JH: With that in mind, if you’re able to release more of your documentary work, what would the next hypothetical installment focus on?
Isaac Elliott-Fisher: We would do one of many things, possibly do installments like individual bonus features, or do a second full film like a volume series, something like that.
JH: Out of this entire experience, what is the one key memory or moment you’ll take from all of this? Out of everything you got to do and experience, what moment, to you, encapsulates all of it?
Isaac Elliott-Fisher: It is almost impossible to pick one, we met so many amazing people. That is probably the biggest thing we will take away from it, the overwhelming positive outpouring of support and kindness from everyone involved. As a fan, living in one of Kevin’s houses was amazing, shooting the Jim Henson Studios interviews with Brian Henson, meeting Kevin Clash, Judith Hoag, James Avery, Kevin and Peter, all the artists, and so on and so on. If I had to pick one, I might choose the moment where I am sitting on a dock in New York watching the first Teenage Mutant Ninja Turtles movie on a large outdoor screen as part of the opening of the Tibeca Film Festival along side Kevin Eastman and the director Steve Barron.
JH: Which brings us back to the Turtle Power: The Definitive History of the Teenage Mutant Ninja Turtles documentary. Did you set out what you wanted to do with this, and, having seen the final cut, are you proud of what you’ve accomplished? Is the die-hard Teenage Mutant Ninja Turtles fan within satisfied?
Isaac Elliott-Fisher: I feel that we accomplished light-years beyond our expectations, we are very proud of what we have done. As a fan I feel that we have explored the aspects of the franchise that fans are most interested in and shared those with fans around the world, which is a pretty special thing.
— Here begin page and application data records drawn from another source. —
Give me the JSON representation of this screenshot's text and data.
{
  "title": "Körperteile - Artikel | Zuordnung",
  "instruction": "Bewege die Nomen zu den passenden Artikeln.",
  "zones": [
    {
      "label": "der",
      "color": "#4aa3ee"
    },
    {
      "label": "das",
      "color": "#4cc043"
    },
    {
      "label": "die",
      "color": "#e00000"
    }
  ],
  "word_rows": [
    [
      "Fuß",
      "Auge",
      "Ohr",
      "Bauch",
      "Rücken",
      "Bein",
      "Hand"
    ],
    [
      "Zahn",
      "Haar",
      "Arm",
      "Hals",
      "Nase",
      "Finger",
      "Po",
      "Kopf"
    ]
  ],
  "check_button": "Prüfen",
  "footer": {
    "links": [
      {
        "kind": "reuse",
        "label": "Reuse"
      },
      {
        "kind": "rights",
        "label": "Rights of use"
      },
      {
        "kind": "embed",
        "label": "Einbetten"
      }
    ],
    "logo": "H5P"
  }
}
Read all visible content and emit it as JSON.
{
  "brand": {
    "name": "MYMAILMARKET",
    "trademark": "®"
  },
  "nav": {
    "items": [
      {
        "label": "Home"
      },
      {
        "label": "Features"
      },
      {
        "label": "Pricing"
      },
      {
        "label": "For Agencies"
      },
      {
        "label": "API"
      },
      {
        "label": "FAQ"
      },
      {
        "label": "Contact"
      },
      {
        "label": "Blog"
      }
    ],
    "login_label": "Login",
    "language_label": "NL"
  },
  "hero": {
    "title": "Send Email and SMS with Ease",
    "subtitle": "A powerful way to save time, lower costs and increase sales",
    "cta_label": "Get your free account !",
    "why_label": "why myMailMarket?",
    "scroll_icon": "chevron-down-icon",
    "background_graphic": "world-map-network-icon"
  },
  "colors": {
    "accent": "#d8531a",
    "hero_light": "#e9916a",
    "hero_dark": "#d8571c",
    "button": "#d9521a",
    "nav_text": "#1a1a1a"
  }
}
As a cinematographer and filmmaker, I am always pushing myself to do better technically, but such is life, the story we told here is the most important, and I feel that we delivered on that.
JH: With that said, and I’m sure you’ve likely already answered this, but can you give us one last reason to rush out and pick up Turtle Power: The Definitive History of the Teenage Mutant Ninja Turtles documentary on August 12th, 2014?
Isaac Elliott-Fisher: “The Turtles are kind of like a cartoon version of The Beatles,” as Lloyd Goldfine says. He was the head writer and executive for the 4Kids 2003 animated show. “There is just something built into the core of these four green guys, something that is enduring… forever.” If you grew up with these characters, or they have touched your life in any way, this is a film for you. In fact, this story is truly about two guys who had a dream, and they took that dream and ran with it, and it became something very special. So this film is for all of us, it tells us to follow our hearts and dreams, and that they can become a reality. And given how things are today, that’s an important message to still believe in.
Many thanks to Isaac for his hard work and participation in this Q & A.
“Turtle Power: The Definitive History of the Teenage Mutant Ninja Turtles” is available to own on DVD and Digital HD from Paramount Home Entertainment.
*Interviewer’s Note: Just a quick note – “Turtle Power: The Definitive History of the Teenage Mutant Ninja Turtles” is a spectacular piece of work. Insightful, interesting, and quite a compelling watch. You’ll have a smile on your face, and perhaps a little tear, when the end credits roll. – JH*
Here’s a look at the Turtle Power: The Definitive History of the Teenage Mutant Ninja Turtles DVD menu: